* **What you should do**
Whatever the records hold, copy it exactly and completely.

#### Input data

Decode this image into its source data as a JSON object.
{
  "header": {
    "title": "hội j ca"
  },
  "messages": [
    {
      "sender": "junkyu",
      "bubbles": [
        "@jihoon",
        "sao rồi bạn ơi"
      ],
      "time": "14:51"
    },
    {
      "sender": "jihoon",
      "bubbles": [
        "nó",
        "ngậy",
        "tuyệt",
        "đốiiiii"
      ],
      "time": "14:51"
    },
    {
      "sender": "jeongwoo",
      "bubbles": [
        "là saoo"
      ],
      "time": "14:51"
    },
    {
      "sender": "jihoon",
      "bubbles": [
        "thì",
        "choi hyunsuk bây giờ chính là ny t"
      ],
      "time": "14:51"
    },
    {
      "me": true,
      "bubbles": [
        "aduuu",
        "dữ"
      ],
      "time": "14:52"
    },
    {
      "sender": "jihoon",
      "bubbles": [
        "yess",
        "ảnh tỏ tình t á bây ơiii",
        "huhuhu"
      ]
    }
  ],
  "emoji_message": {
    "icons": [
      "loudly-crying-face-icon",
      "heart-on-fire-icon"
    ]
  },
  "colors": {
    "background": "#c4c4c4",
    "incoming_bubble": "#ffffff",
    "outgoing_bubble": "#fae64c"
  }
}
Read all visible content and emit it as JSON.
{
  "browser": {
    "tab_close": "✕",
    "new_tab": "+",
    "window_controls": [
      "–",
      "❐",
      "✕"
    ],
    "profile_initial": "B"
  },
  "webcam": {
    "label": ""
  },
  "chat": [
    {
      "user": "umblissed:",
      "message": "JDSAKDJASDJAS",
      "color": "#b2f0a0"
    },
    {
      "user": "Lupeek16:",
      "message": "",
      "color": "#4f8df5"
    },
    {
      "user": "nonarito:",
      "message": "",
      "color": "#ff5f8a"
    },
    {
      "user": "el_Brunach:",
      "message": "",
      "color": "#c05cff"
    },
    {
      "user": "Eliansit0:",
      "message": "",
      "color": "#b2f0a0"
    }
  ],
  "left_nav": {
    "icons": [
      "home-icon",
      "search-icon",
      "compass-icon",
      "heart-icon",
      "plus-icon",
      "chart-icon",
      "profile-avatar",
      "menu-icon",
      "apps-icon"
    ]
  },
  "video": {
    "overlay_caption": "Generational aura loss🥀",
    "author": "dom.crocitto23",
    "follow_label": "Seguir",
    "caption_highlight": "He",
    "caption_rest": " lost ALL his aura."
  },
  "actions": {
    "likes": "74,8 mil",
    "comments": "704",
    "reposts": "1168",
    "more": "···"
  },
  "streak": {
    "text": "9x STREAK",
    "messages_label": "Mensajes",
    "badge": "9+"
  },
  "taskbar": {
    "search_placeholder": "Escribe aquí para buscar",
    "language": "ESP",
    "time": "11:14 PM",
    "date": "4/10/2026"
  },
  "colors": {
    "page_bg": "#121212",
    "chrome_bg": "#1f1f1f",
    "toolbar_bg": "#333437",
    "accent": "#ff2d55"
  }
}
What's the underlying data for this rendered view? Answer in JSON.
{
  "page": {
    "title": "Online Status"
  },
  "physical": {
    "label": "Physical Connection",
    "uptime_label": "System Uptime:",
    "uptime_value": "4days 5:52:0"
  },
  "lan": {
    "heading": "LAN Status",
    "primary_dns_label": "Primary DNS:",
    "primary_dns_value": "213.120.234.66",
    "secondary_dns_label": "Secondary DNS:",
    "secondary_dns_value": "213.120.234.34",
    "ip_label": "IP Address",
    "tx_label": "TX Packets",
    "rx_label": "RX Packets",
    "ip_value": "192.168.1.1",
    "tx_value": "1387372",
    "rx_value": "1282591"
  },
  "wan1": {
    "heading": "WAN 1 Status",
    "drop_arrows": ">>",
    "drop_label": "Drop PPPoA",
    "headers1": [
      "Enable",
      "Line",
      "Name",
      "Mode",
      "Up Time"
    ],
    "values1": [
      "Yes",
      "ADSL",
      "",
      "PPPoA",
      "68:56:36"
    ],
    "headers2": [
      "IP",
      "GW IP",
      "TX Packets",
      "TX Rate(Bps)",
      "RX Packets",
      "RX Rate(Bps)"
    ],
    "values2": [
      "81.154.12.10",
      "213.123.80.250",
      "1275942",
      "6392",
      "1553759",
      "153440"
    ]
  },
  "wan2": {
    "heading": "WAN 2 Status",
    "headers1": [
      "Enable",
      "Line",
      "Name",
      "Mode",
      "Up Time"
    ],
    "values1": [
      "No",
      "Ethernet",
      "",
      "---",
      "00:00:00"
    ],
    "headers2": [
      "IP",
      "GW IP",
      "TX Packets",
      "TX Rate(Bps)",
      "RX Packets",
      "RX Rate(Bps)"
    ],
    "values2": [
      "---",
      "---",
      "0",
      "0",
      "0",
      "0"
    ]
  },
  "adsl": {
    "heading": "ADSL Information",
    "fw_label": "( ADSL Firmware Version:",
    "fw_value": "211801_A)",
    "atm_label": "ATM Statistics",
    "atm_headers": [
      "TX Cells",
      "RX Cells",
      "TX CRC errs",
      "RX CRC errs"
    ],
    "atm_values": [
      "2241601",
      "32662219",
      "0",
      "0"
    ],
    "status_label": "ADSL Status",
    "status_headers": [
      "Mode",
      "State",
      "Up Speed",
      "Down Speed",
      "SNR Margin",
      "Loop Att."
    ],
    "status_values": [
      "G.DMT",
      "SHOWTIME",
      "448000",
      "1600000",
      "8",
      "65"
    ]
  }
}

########

* **Response area**
Decode this image into its source data as a JSON object.
{
  "header": {
    "title": "hội j ca"
  },
  "messages": [
    {
      "sender": "junkyu",
      "bubbles": [
        "@jihoon",
        "sao rồi bạn ơi"
      ],
      "time": "14:51"
    },
    {
      "sender": "jihoon",
      "bubbles": [
        "nó",
        "ngậy",
        "tuyệt",
        "đốiiiii"
      ],
      "time": "14:51"
    },
    {
      "sender": "jeongwoo",
      "bubbles": [
        "là saoo"
      ],
      "time": "14:51"
    },
    {
      "sender": "jihoon",
      "bubbles": [
        "thì",
        "choi hyunsuk bây giờ chính là ny t"
      ],
      "time": "14:51"
    },
    {
      "me": true,
      "bubbles": [
        "aduuu",
        "dữ"
      ],
      "time": "14:52"
    },
    {
      "sender": "jihoon",
      "bubbles": [
        "yess",
        "ảnh tỏ tình t á bây ơiii",
        "huhuhu"
      ]
    }
  ],
  "emoji_message": {
    "icons": [
      "loudly-crying-face-icon",
      "heart-on-fire-icon"
    ]
  },
  "colors": {
    "background": "#c4c4c4",
    "incoming_bubble": "#ffffff",
    "outgoing_bubble": "#fae64c"
  }
}
Read all visible content and emit it as JSON.
{
  "browser": {
    "tab_close": "✕",
    "new_tab": "+",
    "window_controls": [
      "–",
      "❐",
      "✕"
    ],
    "profile_initial": "B"
  },
  "webcam": {
    "label": ""
  },
  "chat": [
    {
      "user": "umblissed:",
      "message": "JDSAKDJASDJAS",
      "color": "#b2f0a0"
    },
    {
      "user": "Lupeek16:",
      "message": "",
      "color": "#4f8df5"
    },
    {
      "user": "nonarito:",
      "message": "",
      "color": "#ff5f8a"
    },
    {
      "user": "el_Brunach:",
      "message": "",
      "color": "#c05cff"
    },
    {
      "user": "Eliansit0:",
      "message": "",
      "color": "#b2f0a0"
    }
  ],
  "left_nav": {
    "icons": [
      "home-icon",
      "search-icon",
      "compass-icon",
      "heart-icon",
      "plus-icon",
      "chart-icon",
      "profile-avatar",
      "menu-icon",
      "apps-icon"
    ]
  },
  "video": {
    "overlay_caption": "Generational aura loss🥀",
    "author": "dom.crocitto23",
    "follow_label": "Seguir",
    "caption_highlight": "He",
    "caption_rest": " lost ALL his aura."
  },
  "actions": {
    "likes": "74,8 mil",
    "comments": "704",
    "reposts": "1168",
    "more": "···"
  },
  "streak": {
    "text": "9x STREAK",
    "messages_label": "Mensajes",
    "badge": "9+"
  },
  "taskbar": {
    "search_placeholder": "Escribe aquí para buscar",
    "language": "ESP",
    "time": "11:14 PM",
    "date": "4/10/2026"
  },
  "colors": {
    "page_bg": "#121212",
    "chrome_bg": "#1f1f1f",
    "toolbar_bg": "#333437",
    "accent": "#ff2d55"
  }
}
What's the underlying data for this rendered view? Answer in JSON.
{
  "page": {
    "title": "Online Status"
  },
  "physical": {
    "label": "Physical Connection",
    "uptime_label": "System Uptime:",
    "uptime_value": "4days 5:52:0"
  },
  "lan": {
    "heading": "LAN Status",
    "primary_dns_label": "Primary DNS:",
    "primary_dns_value": "213.120.234.66",
    "secondary_dns_label": "Secondary DNS:",
    "secondary_dns_value": "213.120.234.34",
    "ip_label": "IP Address",
    "tx_label": "TX Packets",
    "rx_label": "RX Packets",
    "ip_value": "192.168.1.1",
    "tx_value": "1387372",
    "rx_value": "1282591"
  },
  "wan1": {
    "heading": "WAN 1 Status",
    "drop_arrows": ">>",
    "drop_label": "Drop PPPoA",
    "headers1": [
      "Enable",
      "Line",
      "Name",
      "Mode",
      "Up Time"
    ],
    "values1": [
      "Yes",
      "ADSL",
      "",
      "PPPoA",
      "68:56:36"
    ],
    "headers2": [
      "IP",
      "GW IP",
      "TX Packets",
      "TX Rate(Bps)",
      "RX Packets",
      "RX Rate(Bps)"
    ],
    "values2": [
      "81.154.12.10",
      "213.123.80.250",
      "1275942",
      "6392",
      "1553759",
      "153440"
    ]
  },
  "wan2": {
    "heading": "WAN 2 Status",
    "headers1": [
      "Enable",
      "Line",
      "Name",
      "Mode",
      "Up Time"
    ],
    "values1": [
      "No",
      "Ethernet",
      "",
      "---",
      "00:00:00"
    ],
    "headers2": [
      "IP",
      "GW IP",
      "TX Packets",
      "TX Rate(Bps)",
      "RX Packets",
      "RX Rate(Bps)"
    ],
    "values2": [
      "---",
      "---",
      "0",
      "0",
      "0",
      "0"
    ]
  },
  "adsl": {
    "heading": "ADSL Information",
    "fw_label": "( ADSL Firmware Version:",
    "fw_value": "211801_A)",
    "atm_label": "ATM Statistics",
    "atm_headers": [
      "TX Cells",
      "RX Cells",
      "TX CRC errs",
      "RX CRC errs"
    ],
    "atm_values": [
      "2241601",
      "32662219",
      "0",
      "0"
    ],
    "status_label": "ADSL Status",
    "status_headers": [
      "Mode",
      "State",
      "Up Speed",
      "Down Speed",
      "SNR Margin",
      "Loop Att."
    ],
    "status_values": [
      "G.DMT",
      "SHOWTIME",
      "448000",
      "1600000",
      "8",
      "65"
    ]
  }
}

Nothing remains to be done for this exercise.